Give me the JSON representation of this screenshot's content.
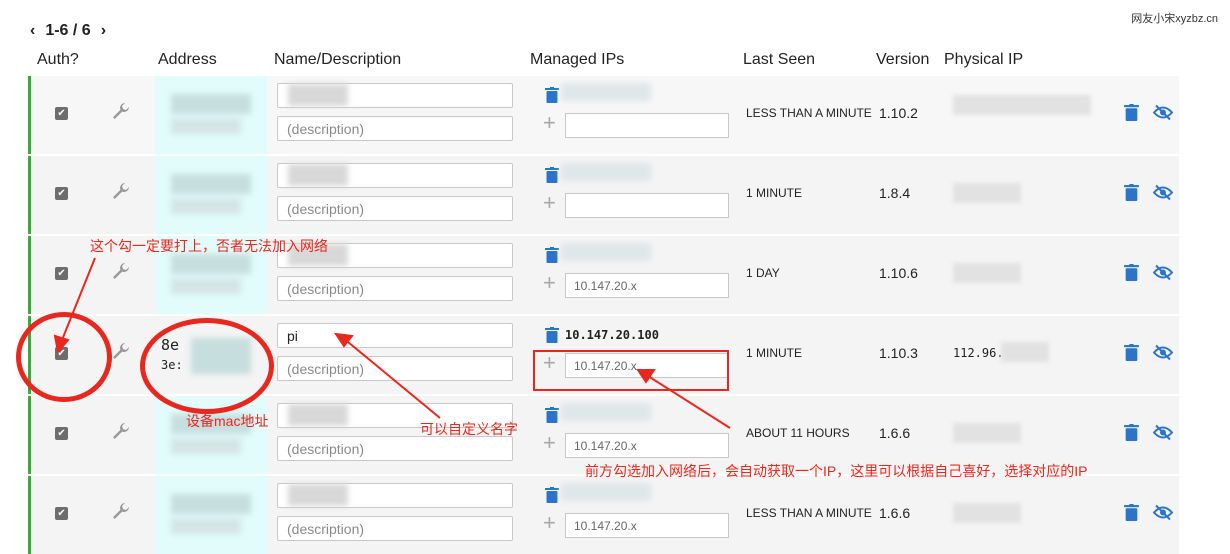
{
  "pager": {
    "prev": "‹",
    "label": "1-6 / 6",
    "next": "›"
  },
  "watermark": "网友小宋xyzbz.cn",
  "headers": {
    "auth": "Auth?",
    "address": "Address",
    "name": "Name/Description",
    "managed": "Managed IPs",
    "lastseen": "Last Seen",
    "version": "Version",
    "physical": "Physical IP"
  },
  "desc_placeholder": "(description)",
  "rows": [
    {
      "lastseen": "LESS THAN A MINUTE",
      "version": "1.10.2",
      "ip_placeholder": ""
    },
    {
      "lastseen": "1 MINUTE",
      "version": "1.8.4",
      "ip_placeholder": ""
    },
    {
      "lastseen": "1 DAY",
      "version": "1.10.6",
      "ip_placeholder": "10.147.20.x"
    },
    {
      "lastseen": "1 MINUTE",
      "version": "1.10.3",
      "ip_placeholder": "10.147.20.x",
      "name": "pi",
      "managed_ip": "10.147.20.100",
      "mac1": "8e",
      "mac2": "3e:",
      "physical": "112.96."
    },
    {
      "lastseen": "ABOUT 11 HOURS",
      "version": "1.6.6",
      "ip_placeholder": "10.147.20.x"
    },
    {
      "lastseen": "LESS THAN A MINUTE",
      "version": "1.6.6",
      "ip_placeholder": "10.147.20.x"
    }
  ],
  "annotations": {
    "check": "这个勾一定要打上，否者无法加入网络",
    "mac": "设备mac地址",
    "name": "可以自定义名字",
    "ip": "前方勾选加入网络后，会自动获取一个IP，这里可以根据自己喜好，选择对应的IP"
  },
  "colors": {
    "accent_green": "#3aaa35",
    "icon_blue": "#2a74c9",
    "annotation_red": "#e8271e"
  }
}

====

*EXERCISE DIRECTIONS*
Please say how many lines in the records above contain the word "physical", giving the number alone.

*SOLUTION TO THE EXERCISE*
2